Nearly a year before he sexually assaulted a student at West Charlotte High School, Duncan C. Gray, a former Charlotte Mecklenburg Schools (CMS) band director, sent a series of suggestive text messages to another West Charlotte student.
“I love you more than you know,” Gray said in one of the texts.
“I hope I don’t offend you, but you turn me on,” he said in another.
CMS investigated and found the text messages to be inappropriate. Gray received a two-week suspension and a letter of reprimand.
He was allowed to keep his job.
Those text messages, and how CMS responded in the wake of their discovery, now lay at the heart of a federal lawsuit against the school district.
Lawyers for the former student who was molested by Gray are offering evidence in a Charlotte courtroom suggesting that CMS was negligent in its handling of Gray.
In their opening statement on Tuesday, the plaintiff’s lawyers said Gray had “a well-known and well-documented history of engaging in inappropriate sexual behavior with students” and that CMS, in allowing Gray to remain at the school, ignored an obvious threat.
The student, now in his early 20s, is seeking unspecified damages from Gray and the school district.
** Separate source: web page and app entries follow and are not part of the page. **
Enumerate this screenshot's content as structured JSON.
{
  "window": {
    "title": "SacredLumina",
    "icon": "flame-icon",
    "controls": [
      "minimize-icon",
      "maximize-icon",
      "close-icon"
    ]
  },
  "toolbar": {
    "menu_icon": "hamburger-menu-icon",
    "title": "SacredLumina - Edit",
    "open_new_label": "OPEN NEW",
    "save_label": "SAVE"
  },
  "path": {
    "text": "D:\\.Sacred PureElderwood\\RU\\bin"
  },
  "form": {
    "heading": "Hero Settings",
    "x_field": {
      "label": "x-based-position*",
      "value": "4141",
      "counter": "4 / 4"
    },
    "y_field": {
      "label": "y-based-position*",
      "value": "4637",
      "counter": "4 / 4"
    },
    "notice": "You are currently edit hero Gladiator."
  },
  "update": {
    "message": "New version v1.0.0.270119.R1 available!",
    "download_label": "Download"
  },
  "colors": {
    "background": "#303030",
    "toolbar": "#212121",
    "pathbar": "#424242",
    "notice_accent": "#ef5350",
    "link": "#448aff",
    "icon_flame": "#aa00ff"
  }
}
On Wednesday, Kenneth Lynch, a criminal investigator for CMS Police, testified that district officials first learned of Gray’s text messages when a calculus teacher at West Charlotte High alerted school administrators of “explicit messages” between a student in his class and Gray.
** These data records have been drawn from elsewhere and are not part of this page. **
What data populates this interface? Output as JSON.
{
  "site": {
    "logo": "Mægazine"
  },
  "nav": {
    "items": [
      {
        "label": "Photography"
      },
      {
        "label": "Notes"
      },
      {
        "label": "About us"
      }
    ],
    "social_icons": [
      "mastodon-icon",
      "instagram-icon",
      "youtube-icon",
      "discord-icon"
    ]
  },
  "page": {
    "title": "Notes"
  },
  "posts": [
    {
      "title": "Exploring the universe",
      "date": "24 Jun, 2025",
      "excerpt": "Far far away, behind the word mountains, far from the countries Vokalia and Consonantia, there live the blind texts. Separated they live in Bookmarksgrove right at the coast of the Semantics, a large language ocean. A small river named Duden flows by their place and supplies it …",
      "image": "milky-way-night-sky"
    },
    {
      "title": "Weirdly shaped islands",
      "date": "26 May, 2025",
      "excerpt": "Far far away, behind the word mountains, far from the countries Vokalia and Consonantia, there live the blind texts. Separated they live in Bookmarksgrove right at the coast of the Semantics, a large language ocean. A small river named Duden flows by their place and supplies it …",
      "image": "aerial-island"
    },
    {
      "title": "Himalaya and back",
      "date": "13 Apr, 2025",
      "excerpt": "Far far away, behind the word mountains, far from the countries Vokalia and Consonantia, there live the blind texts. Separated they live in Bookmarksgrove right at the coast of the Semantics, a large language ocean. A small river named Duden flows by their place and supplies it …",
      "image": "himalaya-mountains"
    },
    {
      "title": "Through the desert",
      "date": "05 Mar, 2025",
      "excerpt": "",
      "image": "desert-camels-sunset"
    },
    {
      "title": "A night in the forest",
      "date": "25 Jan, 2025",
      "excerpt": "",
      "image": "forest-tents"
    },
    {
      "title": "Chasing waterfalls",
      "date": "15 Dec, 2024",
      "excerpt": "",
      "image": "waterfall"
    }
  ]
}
Lynch, who led the investigation, said he found no evidence in the text messages to “prove criminal charges.” But lawyers for the former student who later was molested by Gray have argued that, by leaving Gray to teach at the school, CMS was negligent in its duty to protect their client.
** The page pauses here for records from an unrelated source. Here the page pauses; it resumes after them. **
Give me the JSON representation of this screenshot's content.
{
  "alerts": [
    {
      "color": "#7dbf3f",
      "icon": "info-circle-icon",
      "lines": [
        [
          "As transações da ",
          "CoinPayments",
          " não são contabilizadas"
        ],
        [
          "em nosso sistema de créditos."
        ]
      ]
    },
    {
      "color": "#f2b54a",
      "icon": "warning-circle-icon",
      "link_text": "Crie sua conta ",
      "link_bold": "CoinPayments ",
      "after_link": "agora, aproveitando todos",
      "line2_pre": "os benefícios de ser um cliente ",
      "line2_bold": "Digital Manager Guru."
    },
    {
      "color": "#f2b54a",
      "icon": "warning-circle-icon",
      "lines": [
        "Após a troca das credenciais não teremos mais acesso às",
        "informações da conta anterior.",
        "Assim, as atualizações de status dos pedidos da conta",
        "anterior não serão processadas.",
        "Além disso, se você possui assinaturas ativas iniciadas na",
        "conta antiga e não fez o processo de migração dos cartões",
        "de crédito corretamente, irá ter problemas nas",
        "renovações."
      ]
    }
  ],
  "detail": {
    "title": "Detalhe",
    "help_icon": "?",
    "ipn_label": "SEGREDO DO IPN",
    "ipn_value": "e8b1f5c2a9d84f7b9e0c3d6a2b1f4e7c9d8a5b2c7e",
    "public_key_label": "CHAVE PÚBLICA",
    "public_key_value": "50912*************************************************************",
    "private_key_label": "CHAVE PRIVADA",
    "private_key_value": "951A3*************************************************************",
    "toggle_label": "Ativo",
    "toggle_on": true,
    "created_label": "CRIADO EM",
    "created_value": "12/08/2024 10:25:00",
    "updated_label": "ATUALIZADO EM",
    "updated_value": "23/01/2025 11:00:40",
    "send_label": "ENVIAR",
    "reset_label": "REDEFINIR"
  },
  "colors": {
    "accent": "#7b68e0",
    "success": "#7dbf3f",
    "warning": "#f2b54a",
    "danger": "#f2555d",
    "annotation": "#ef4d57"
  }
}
Lawyers for the victim questioned Lynch about the thoroughness of his investigation, suggesting that CMS too quickly turned its attention away from Gray to focus on punishing the whistleblower, a former teacher named Everett Allen, who later was fired.
Jurors heard a 40-minute audio recording in which Lynch questioned Allen about potential inconsistencies in his statements about the text messages.
Lynch testified that some of Allen’s students recalled that Allen had been in possession of the student’s cell phone around the time the text messages were sent. Some of the students suggested that Allen may have used the cell phone to bait Gray into sending the text messages.
Lynch said evidence led to a criminal investigation of Allen, who was fired for filing a false report. The school board upheld the firing after Allen failed to attend a hearing on the matter.
Lynch acknowledged under questioning that he never subpoenaed Gray or sought a subpoena to get the student’s phone records, which later were deleted.
Brad Smith, one of the plaintiff’s lawyers, asked Lynch why Gray was not investigated more thoroughly.
“You didn’t think…messages like, “You smell good,” “Your smell turns me on” weren’t sexual in nature?” Smith asked the detective.
Lynch responded that, while the messages were “probably inappropriate,” he believed that Gray had sent them in response to messages first sent from the student’s phone.
“Does it frankly matter how those messages were elicited?” Smith continued. “Again, Mr. Gray knew he was communicating with a student.”
Lynch said he provided the CMS Employee Relations Department with all of the evidence from his investigation and that the department decided to not pursue the issue.
Lynch added that CMS did not want the students who were in Allen’s class the day the text messages were discovered to have to be witnesses in a trial.
“They said it would be a burden for seniors to come to a trial during their first year of college,” he said.
Two years after the text messages were discovered and years before the sexual assault victim came forward to press criminal charges, CMS elevated Gray to “career status,” which meant that he no longer would be teaching under a year-to-year contract.
A former CMS human resources officer testified that the text messages were not a factor in CMS’s decision.
“You’re saying a letter of reprimand would not impact career status?” Smith asked the witness.
“Not necessarily,” the former employee responded.
“So no one is going to look at the written reprimand?” Smith continued.
“Correct,” the witness stated.
“No further questions,” Smith said.